Exclude any images and output the remaining records exactly.

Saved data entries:
++++
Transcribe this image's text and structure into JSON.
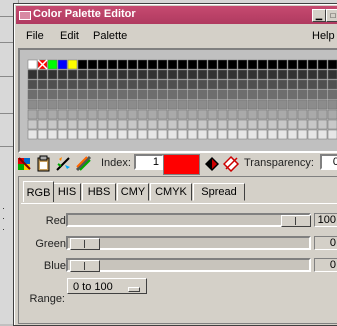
{
  "window": {
    "title": "Color Palette Editor"
  },
  "menu": {
    "items": [
      "File",
      "Edit",
      "Palette"
    ],
    "help": "Help"
  },
  "toolbar": {
    "index_label": "Index:",
    "index_value": "1",
    "transparency_label": "Transparency:",
    "transparency_value": "0",
    "current_color": "#ff0000"
  },
  "tabs": [
    "RGB",
    "HIS",
    "HBS",
    "CMY",
    "CMYK",
    "Spread"
  ],
  "active_tab": "RGB",
  "sliders": [
    {
      "label": "Red:",
      "value": "100",
      "fraction": 1.0
    },
    {
      "label": "Green:",
      "value": "0",
      "fraction": 0.0
    },
    {
      "label": "Blue:",
      "value": "0",
      "fraction": 0.0
    }
  ],
  "range": {
    "label": "Range:",
    "selected": "0 to 100"
  },
  "palette": {
    "first_colors": [
      "#ffffff",
      "#ff0000",
      "#00ff00",
      "#0000ff",
      "#ffff00"
    ],
    "marked_cell_icon": "x-mark-icon"
  },
  "icons": [
    "palette-tool-icon",
    "clipboard-icon",
    "wand-icon",
    "gradient-icon",
    "dropper-icon",
    "eraser-icon"
  ]
}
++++
→ Answer area
Transcribe this image's text and structure into JSON.
{
  "window": {
    "title": "Color Palette Editor"
  },
  "menu": {
    "items": [
      "File",
      "Edit",
      "Palette"
    ],
    "help": "Help"
  },
  "toolbar": {
    "index_label": "Index:",
    "index_value": "1",
    "transparency_label": "Transparency:",
    "transparency_value": "0",
    "current_color": "#ff0000"
  },
  "tabs": [
    "RGB",
    "HIS",
    "HBS",
    "CMY",
    "CMYK",
    "Spread"
  ],
  "active_tab": "RGB",
  "sliders": [
    {
      "label": "Red:",
      "value": "100",
      "fraction": 1.0
    },
    {
      "label": "Green:",
      "value": "0",
      "fraction": 0.0
    },
    {
      "label": "Blue:",
      "value": "0",
      "fraction": 0.0
    }
  ],
  "range": {
    "label": "Range:",
    "selected": "0 to 100"
  },
  "palette": {
    "first_colors": [
      "#ffffff",
      "#ff0000",
      "#00ff00",
      "#0000ff",
      "#ffff00"
    ],
    "marked_cell_icon": "x-mark-icon"
  },
  "icons": [
    "palette-tool-icon",
    "clipboard-icon",
    "wand-icon",
    "gradient-icon",
    "dropper-icon",
    "eraser-icon"
  ]
}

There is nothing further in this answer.